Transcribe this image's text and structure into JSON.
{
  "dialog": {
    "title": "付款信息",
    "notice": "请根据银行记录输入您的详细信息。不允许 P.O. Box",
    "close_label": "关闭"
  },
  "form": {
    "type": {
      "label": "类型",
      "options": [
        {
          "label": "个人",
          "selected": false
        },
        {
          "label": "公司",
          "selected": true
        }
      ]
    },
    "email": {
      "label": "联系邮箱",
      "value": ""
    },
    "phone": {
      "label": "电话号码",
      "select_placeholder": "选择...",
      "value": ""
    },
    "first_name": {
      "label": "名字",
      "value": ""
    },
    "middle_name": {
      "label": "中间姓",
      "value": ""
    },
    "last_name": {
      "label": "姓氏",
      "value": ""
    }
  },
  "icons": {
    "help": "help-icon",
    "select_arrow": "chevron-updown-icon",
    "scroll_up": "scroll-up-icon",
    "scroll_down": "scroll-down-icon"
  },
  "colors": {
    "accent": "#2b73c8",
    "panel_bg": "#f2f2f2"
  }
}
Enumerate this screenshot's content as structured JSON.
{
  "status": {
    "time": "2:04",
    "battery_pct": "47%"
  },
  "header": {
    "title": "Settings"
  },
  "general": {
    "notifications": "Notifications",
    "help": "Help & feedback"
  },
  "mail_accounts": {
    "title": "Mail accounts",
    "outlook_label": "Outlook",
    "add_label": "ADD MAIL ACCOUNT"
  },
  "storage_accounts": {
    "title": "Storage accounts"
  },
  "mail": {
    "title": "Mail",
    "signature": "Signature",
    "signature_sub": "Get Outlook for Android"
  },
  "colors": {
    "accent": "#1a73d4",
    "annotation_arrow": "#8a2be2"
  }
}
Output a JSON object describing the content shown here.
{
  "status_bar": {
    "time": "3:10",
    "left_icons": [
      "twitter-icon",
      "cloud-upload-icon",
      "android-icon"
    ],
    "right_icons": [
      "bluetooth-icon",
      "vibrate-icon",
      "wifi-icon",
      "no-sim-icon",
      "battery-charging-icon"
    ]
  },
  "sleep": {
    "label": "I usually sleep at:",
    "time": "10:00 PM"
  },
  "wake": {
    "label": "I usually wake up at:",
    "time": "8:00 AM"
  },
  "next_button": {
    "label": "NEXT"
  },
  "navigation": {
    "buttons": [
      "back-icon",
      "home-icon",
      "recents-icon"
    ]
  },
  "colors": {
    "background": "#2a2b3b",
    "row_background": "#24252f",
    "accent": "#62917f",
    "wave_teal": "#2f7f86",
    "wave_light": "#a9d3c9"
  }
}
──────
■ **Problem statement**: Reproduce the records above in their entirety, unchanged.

■ **Written response**:
Transcribe this image's text and structure into JSON.
{
  "dialog": {
    "title": "付款信息",
    "notice": "请根据银行记录输入您的详细信息。不允许 P.O. Box",
    "close_label": "关闭"
  },
  "form": {
    "type": {
      "label": "类型",
      "options": [
        {
          "label": "个人",
          "selected": false
        },
        {
          "label": "公司",
          "selected": true
        }
      ]
    },
    "email": {
      "label": "联系邮箱",
      "value": ""
    },
    "phone": {
      "label": "电话号码",
      "select_placeholder": "选择...",
      "value": ""
    },
    "first_name": {
      "label": "名字",
      "value": ""
    },
    "middle_name": {
      "label": "中间姓",
      "value": ""
    },
    "last_name": {
      "label": "姓氏",
      "value": ""
    }
  },
  "icons": {
    "help": "help-icon",
    "select_arrow": "chevron-updown-icon",
    "scroll_up": "scroll-up-icon",
    "scroll_down": "scroll-down-icon"
  },
  "colors": {
    "accent": "#2b73c8",
    "panel_bg": "#f2f2f2"
  }
}
Enumerate this screenshot's content as structured JSON.
{
  "status": {
    "time": "2:04",
    "battery_pct": "47%"
  },
  "header": {
    "title": "Settings"
  },
  "general": {
    "notifications": "Notifications",
    "help": "Help & feedback"
  },
  "mail_accounts": {
    "title": "Mail accounts",
    "outlook_label": "Outlook",
    "add_label": "ADD MAIL ACCOUNT"
  },
  "storage_accounts": {
    "title": "Storage accounts"
  },
  "mail": {
    "title": "Mail",
    "signature": "Signature",
    "signature_sub": "Get Outlook for Android"
  },
  "colors": {
    "accent": "#1a73d4",
    "annotation_arrow": "#8a2be2"
  }
}
Output a JSON object describing the content shown here.
{
  "status_bar": {
    "time": "3:10",
    "left_icons": [
      "twitter-icon",
      "cloud-upload-icon",
      "android-icon"
    ],
    "right_icons": [
      "bluetooth-icon",
      "vibrate-icon",
      "wifi-icon",
      "no-sim-icon",
      "battery-charging-icon"
    ]
  },
  "sleep": {
    "label": "I usually sleep at:",
    "time": "10:00 PM"
  },
  "wake": {
    "label": "I usually wake up at:",
    "time": "8:00 AM"
  },
  "next_button": {
    "label": "NEXT"
  },
  "navigation": {
    "buttons": [
      "back-icon",
      "home-icon",
      "recents-icon"
    ]
  },
  "colors": {
    "background": "#2a2b3b",
    "row_background": "#24252f",
    "accent": "#62917f",
    "wave_teal": "#2f7f86",
    "wave_light": "#a9d3c9"
  }
}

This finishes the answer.